A new study using both genetic and cultural data shows that ethnic groups in Central Asia are primarily a sociocultural phenomenon.
From the Abstract:
…we used genetic data that … in addition to data from the literature, to understand better the origins of Central Asian groups at a fine-grained scale, and to assess how ethnicity influences the shaping of genetic differences in the human species. We assess the levels of genetic differentiation between ethnic groups on one hand and between populations of the same ethnic group on the other hand …
Our results show that there are more differences between populations of the same ethnic group than between ethnic groups for the Y chromosome, whereas the opposite is observed for mtDNA in the Turkic group. This is not the case for Tajik populations belonging to the Indo-Iranian group where the mtDNA like the Y-chomosomal differentiation is also significant between populations within this ethnic group. Further, the Y-chromosomal analysis of genetic differentiation between populations belonging to the same ethnic group gives some estimation of the minimal age of these ethnic groups. This value is significantly higher than what is known from historical records for two of the groups and lends support to Barth’s hypothesis by indicating that ethnicity, at least for these two groups, should be seen as a constructed social system maintaining genetic boundaries with other ethnic groups, rather than the outcome of common genetic ancestry.
Our analysis of uniparental markers highlights in Central Asia the differences between Turkic and Indo-Iranian populations in their sex-specific differentiation and shows good congruence with anthropological data.
To the extent that ethnicity can be seen as parallel to, equal to, or nascent racial groupings, this is evidence supporting the model that for the most part distinct racial groups are genetic unicorns even if they are hard and stark realities in the political and social world. This is not to say that genetic variation does not exist or that it is not (somewhat) meaningful, especially with respect to understanding historical factors. But, the race-based model of correlated alleles that allow an observer to place a person in an ethnic group and then predict invisible features (like IQ, criminality, math ability, etc) is brought into serious question.

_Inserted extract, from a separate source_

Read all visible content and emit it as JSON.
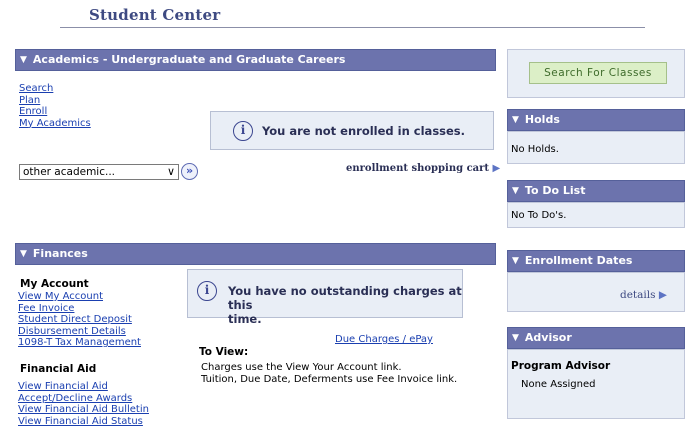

The study concludes:
Since the work of Frederik Barth in the 1970s  anthropologists have placed emphasis not only on presumed common ancestry and shared cultural traits, but also on the “boundaries” used by individuals in order to distinguish themselves from members of other ethnic groups. These boundaries can take different forms – racial, cultural, linguistic, economic, religious, and political – and may be more or less porous. The persistence of such boundaries implies rules. One of the most common rules around the world is an endogamous preference for mate choice. In conclusion, our analysis of uniparental markers lends support to Barth’s hypothesis by indicating that ethnicity, at least for two (and marginally three) of the Turkic groups in Central Asia, should be seen as a constructed social system maintaining genetic boundaries with other ethnic groups rather than the outcome of common genetic ancestry.
Barth F: Ethnic groups and boundaries. The social organization of culture difference. (Results of a symposium held at the University of Bergen, 23rd to 26th February 1967.). Bergen, London: Universitetsforlaget;Allen & Unwin; 1969.
Heyer, E., Balaresque, P., Jobling, M., Quintana-Murci, L., Chaix, R., Segurel, L., Aldashev, A., & Hegay, T. (2009). Genetic diversity and the emergence of ethnic groups in Central Asia BMC Genetics, 10 (1) DOI: 10.1186/1471-2156-10-49